EXERCISE DATA Block Start

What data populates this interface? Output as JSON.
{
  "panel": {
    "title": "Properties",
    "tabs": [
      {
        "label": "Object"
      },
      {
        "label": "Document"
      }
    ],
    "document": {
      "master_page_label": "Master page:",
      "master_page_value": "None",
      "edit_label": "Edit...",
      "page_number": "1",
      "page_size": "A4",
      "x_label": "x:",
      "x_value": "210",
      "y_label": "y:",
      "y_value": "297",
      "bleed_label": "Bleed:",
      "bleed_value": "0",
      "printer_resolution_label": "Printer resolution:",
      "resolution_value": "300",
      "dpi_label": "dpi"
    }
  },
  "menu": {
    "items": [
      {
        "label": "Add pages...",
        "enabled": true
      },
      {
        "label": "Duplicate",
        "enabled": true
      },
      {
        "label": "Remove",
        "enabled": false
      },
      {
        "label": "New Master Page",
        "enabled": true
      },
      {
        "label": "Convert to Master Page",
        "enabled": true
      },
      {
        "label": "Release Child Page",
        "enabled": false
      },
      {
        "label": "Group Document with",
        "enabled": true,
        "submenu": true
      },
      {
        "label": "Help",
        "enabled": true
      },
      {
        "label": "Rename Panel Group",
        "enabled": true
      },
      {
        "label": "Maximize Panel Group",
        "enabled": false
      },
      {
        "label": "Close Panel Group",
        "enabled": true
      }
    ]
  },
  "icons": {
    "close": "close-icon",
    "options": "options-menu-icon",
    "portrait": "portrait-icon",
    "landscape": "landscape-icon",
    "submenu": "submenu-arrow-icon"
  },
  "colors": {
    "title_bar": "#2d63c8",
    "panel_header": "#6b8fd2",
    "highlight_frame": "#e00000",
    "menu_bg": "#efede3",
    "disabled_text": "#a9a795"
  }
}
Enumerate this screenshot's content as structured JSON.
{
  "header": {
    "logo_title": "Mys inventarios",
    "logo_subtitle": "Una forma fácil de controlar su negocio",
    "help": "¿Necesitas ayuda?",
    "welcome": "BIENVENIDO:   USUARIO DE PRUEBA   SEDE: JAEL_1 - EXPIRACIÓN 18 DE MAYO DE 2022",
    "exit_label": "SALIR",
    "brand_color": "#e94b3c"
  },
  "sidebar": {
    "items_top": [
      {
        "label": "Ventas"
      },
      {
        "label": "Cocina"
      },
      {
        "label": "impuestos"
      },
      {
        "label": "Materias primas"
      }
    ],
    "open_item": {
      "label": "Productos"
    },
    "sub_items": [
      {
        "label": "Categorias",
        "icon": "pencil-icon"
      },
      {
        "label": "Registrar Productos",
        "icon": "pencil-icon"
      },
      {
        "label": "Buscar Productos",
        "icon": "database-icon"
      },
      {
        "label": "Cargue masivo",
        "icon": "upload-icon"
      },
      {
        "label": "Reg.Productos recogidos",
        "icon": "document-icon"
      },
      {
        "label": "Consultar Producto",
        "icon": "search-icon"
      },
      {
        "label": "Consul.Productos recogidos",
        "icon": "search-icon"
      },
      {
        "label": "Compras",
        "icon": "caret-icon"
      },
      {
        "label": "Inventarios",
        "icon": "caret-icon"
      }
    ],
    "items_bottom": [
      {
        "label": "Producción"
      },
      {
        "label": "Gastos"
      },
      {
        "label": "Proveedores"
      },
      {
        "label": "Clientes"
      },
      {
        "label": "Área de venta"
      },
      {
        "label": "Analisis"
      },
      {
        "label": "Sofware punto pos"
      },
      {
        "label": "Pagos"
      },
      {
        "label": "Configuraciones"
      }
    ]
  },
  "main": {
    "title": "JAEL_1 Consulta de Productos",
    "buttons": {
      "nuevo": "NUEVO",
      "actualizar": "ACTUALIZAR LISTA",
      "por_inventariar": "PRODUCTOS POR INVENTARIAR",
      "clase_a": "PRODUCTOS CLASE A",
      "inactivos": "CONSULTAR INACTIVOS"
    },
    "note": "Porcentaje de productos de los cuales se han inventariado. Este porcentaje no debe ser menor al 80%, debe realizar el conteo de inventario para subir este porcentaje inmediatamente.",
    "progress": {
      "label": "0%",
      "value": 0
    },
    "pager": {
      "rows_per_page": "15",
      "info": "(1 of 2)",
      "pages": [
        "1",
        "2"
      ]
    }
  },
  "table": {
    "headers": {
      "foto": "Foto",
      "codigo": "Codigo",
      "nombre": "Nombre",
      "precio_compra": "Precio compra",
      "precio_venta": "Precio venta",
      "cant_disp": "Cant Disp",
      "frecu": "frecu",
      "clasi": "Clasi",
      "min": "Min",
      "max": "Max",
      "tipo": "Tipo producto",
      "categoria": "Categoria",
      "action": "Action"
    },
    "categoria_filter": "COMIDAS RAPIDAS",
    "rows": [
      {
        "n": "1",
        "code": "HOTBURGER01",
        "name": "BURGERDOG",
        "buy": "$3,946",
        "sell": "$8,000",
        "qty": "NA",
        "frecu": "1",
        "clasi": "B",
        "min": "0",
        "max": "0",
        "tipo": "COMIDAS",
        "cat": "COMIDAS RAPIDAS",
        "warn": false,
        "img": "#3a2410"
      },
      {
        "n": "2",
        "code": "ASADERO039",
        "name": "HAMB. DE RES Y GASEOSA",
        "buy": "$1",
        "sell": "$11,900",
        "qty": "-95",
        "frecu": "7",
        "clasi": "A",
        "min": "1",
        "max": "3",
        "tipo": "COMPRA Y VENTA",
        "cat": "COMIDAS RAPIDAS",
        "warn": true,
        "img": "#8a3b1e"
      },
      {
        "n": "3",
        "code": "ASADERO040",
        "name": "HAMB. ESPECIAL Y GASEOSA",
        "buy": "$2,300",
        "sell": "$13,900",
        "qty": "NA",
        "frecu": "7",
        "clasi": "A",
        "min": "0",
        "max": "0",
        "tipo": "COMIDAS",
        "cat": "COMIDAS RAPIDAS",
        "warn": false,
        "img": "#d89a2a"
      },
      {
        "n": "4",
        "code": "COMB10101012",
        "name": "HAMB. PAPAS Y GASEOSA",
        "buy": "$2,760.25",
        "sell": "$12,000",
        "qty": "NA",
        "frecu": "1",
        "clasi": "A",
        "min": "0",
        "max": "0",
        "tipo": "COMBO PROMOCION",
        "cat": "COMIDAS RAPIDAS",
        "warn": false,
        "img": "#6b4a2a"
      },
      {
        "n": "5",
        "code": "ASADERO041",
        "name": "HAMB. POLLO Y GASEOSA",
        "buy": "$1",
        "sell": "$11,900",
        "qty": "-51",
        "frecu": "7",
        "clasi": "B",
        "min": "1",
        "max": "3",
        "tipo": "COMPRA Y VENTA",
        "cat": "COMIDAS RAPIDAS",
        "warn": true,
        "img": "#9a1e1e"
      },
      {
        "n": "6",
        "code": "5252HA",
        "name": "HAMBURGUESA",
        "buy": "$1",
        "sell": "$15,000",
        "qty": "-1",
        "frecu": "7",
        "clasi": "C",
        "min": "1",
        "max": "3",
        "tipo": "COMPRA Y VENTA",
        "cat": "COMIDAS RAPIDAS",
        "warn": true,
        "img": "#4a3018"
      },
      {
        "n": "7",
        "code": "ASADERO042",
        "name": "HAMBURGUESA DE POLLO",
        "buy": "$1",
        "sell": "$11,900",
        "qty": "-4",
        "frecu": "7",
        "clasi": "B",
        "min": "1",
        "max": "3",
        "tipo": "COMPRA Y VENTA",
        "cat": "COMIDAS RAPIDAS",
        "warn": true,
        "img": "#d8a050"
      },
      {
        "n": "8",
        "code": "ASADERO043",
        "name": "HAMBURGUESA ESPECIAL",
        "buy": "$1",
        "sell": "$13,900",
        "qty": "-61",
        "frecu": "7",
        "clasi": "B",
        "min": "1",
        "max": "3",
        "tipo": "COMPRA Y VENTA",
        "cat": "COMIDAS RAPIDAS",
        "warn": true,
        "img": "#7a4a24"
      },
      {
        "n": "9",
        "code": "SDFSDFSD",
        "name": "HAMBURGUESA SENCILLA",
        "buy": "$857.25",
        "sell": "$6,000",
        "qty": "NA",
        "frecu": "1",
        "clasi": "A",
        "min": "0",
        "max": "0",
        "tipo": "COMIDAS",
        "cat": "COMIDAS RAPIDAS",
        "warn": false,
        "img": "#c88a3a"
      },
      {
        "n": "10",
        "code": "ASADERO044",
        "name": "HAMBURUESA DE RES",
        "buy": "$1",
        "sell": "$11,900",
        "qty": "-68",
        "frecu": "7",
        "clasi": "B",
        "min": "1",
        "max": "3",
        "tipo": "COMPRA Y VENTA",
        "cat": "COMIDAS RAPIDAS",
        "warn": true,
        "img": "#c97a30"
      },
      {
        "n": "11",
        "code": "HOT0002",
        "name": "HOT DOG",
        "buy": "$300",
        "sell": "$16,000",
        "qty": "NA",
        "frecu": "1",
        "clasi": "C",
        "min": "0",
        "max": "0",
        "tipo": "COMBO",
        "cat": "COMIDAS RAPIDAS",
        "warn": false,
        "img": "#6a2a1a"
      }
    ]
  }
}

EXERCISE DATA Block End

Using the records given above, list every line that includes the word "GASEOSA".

        "name": "HAMB. DE RES Y GASEOSA",
        "name": "HAMB. ESPECIAL Y GASEOSA",
        "name": "HAMB. PAPAS Y GASEOSA",
        "name": "HAMB. POLLO Y GASEOSA",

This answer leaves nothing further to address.